(To be handed in at lab.)
Quiz Dates:
Quiz #1: Monday, Jan. 30
Quiz #2: Monday, Feb. 6
Quiz #3: Monday, Feb. 13
Quiz #4: Monday, Feb. 27
Quiz #5: Monday, Mar. 20
Quiz #6: Monday, Mar. 27
Quiz #7: Monday, Apr. 10
Quiz #8: Monday, Apr. 17
Quiz #9: Monday, Apr. 24
Exam Dates:
Hour Exam 1 -- Friday, Feb. 17 from 9:00-9:50AM in class
Hour Exam 2 -- Friday, Mar. 31 from 9:00-9:50AM in class
Final Exam -- Friday, May 5 from 8:30-11:30AM, in Jones 307
Miscellaneous

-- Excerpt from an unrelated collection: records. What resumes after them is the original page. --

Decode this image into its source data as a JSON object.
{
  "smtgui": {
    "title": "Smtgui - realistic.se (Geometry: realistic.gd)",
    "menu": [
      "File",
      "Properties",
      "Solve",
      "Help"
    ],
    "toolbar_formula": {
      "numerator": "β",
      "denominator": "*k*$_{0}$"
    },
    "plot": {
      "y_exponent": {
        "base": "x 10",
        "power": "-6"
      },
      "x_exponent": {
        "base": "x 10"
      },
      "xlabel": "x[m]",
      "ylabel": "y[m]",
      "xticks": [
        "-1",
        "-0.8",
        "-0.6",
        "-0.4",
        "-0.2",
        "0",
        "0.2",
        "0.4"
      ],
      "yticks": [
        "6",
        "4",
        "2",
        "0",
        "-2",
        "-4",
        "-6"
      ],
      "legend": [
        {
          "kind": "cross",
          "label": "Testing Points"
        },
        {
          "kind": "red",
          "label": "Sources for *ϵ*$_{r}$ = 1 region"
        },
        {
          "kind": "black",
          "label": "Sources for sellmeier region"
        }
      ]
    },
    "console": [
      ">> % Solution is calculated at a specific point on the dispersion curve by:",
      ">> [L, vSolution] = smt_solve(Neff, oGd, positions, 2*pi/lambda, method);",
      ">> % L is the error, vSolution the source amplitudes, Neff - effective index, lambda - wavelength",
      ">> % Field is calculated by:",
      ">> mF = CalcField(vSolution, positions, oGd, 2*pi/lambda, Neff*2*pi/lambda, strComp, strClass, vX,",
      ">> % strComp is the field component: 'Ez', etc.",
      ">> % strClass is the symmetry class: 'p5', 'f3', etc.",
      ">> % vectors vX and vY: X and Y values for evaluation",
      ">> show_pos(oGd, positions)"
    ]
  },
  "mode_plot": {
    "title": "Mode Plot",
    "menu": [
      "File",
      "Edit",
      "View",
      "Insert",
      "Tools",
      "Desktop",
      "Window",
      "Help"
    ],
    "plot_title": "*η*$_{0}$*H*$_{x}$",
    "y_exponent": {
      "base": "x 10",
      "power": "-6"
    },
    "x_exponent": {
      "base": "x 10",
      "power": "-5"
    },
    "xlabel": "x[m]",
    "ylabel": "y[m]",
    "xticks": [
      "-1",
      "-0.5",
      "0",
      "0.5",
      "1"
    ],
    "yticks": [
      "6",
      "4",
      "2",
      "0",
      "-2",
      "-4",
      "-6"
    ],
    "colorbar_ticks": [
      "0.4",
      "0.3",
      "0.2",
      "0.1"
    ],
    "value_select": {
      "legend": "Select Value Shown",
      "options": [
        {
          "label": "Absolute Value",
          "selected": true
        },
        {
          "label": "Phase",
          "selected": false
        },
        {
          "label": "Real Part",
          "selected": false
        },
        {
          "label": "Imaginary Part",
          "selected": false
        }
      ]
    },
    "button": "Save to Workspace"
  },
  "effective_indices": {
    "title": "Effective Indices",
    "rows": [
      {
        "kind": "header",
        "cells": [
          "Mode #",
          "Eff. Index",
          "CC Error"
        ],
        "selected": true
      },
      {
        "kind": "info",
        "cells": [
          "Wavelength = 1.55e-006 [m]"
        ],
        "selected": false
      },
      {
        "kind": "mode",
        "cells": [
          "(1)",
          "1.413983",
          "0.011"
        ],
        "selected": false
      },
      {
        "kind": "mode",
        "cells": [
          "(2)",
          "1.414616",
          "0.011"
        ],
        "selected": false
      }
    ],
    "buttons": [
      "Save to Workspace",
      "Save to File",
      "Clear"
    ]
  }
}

- The history of mathematics is an important subject. It gives a
context
in which to view the results that one learns in math classes.
Furthermore it shows that mathematics is, first and
foremost, a human activity. By looking at the historical development of
Calculus we see that it took a long time for many of its ideas to be
rigorized. Like all mathematics, the creation of Calculus was not a
careful march down a well-cleared highway, but rather a journey into a
strange wilderness, where the explorers often got lost and many wrong
turns were taken. If you find yourself struggling to understand the
concepts introduced in this course, then you are in good company. Many
of the greatest minds in mathematics struggled with these same concepts
over a period of hundreds of years.
More on the History of Calculus
- The Wikipedia entry
on Calculus.
- If you are tired of Calculus, check out this Nova site about one
of the greatest achievements of mathematics in the 20th
century:
The proof of Fermat's Last
Theorem
- And for something a little lighter, check out
Mathematrix, and in particular, Math
Comics.